It’s 5:00 p.m. and 14-year-old Lea is logging on to Zoom for that evening’s virtual Camp Simcha activity. On this particular evening, it’s a baking demonstration. Lea prepared the ingredients beforehand so that she could join along. “It’s the highlight of her day,” Lea’s mother shared. “She’s counting down to 5 o’clock from when she wakes up.”
Lea is one of nearly 500 children who spend magical summers at Camp Simcha each year. Both Camp Simcha, for children with cancer and other blood illnesses, and Camp Simcha Special, for children with disabilities and chronic illnesses, are programs of Chai Lifeline, the international children’s health support network. Four two-week-long sessions give children an opportunity to leave the bubble of illness, hospital stays, pain, and isolation. Camp Simcha is their cocoon of happiness, providing them with lifelong friends and memories, and building their confidence long after they’ve returned home.
The current COVID-19 pandemic is particularly hard for Simcha campers—most are at added risk of severe complications due to weakened immune systems or underlying medical conditions—so the continuous camp spirit is a vital source of happiness.
“Throughout the year staff members are in touch with campers to keep their spirits up,” says Ari Dembitzer, head counselor of the Camp Simcha’s boys divisions. But now his staff has launched a new campaign. “Our goal is to reach 1,000 phone-call or video-chat minutes per week,” he continued.
The 1,000 minutes of virtual engagement, which the staff are constantly surpassing, are in addition to the special programming and entertainment that camp runs almost nightly. It is those programs that Lea looks forward to all day.
The rotation of activities can include anything from live bingo to a “Zoom-ba” class featuring favorite camp songs, mind-reading shows, science experiments, art classes, concerts, or perhaps a Camp Simcha’s Got Talent show—anything to spread cheer to campers and their families, who are also welcome to participate. Many of the special entertainers are Camp Simcha alumni who are excited for the chance to give back.
Even when there are no scheduled activities, Lea is busy texting her friends, speaking to her counselors, or organizing mini bunk reunions over Zoom. “To be completely honest, I have no idea how Lea would survive now without camp,” her mother shared. “It keeps her busy all day.”
Every morning, an email goes out with that day’s Camp Simcha agenda. “One camper told me that she doesn’t get out of bed until her phone buzzes,” said Rivky Zuckerman, head counselor of Camp Simcha’s girls division. The email includes a schedule of planned activities, exciting videos from staff, and updates on the “Corona Challenge”—a series of tasks for campers to attempt, like drawing their favorite camp spot blindfolded or creating a secret handshake with a friend. “Anything from camp is exciting for Lea,” her mother stressed. “Even when she doesn’t join, she can be entertained for hours just watching everyone else’s videos!”

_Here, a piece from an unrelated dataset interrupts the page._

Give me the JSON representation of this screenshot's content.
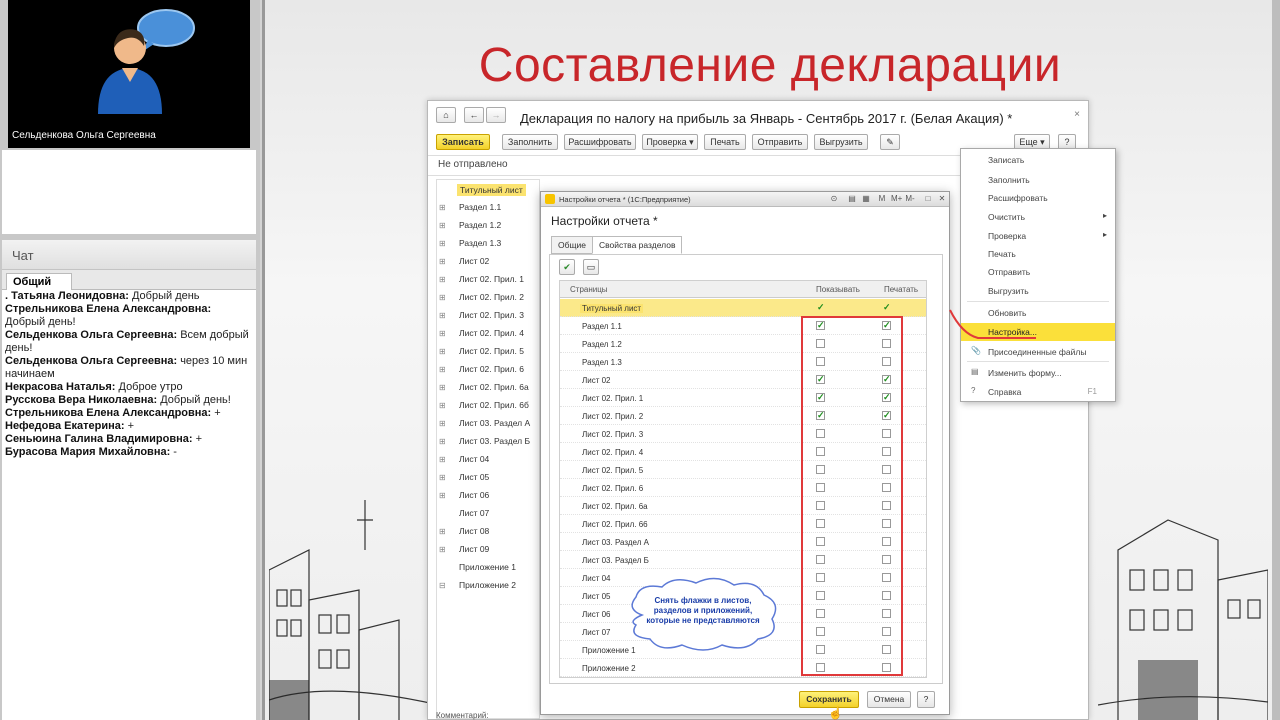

“We have kids who are logged onto school with classmates all day, but they tell us that they literally can’t wait for school to end so they can be with their Simcha friends,” the head counselors said. The head counselors often pop in to say hi during the camper-led bunk reunions. “You see how campers shine when they’re in their favorite environment with people who understand them. These are their friends, this is their family, and this is their support,” said Zuckerman. Camp Simcha has the kind of atmosphere that echoes throughout the year, long after the suitcases are unpacked and everyone’s returned home.
Now, more than ever, Lea’s parents are relying on that support. “I really don’t know how she would get through this period of isolation without camp. To know that she has them all year…” her voice trailed off. “There really are no words.”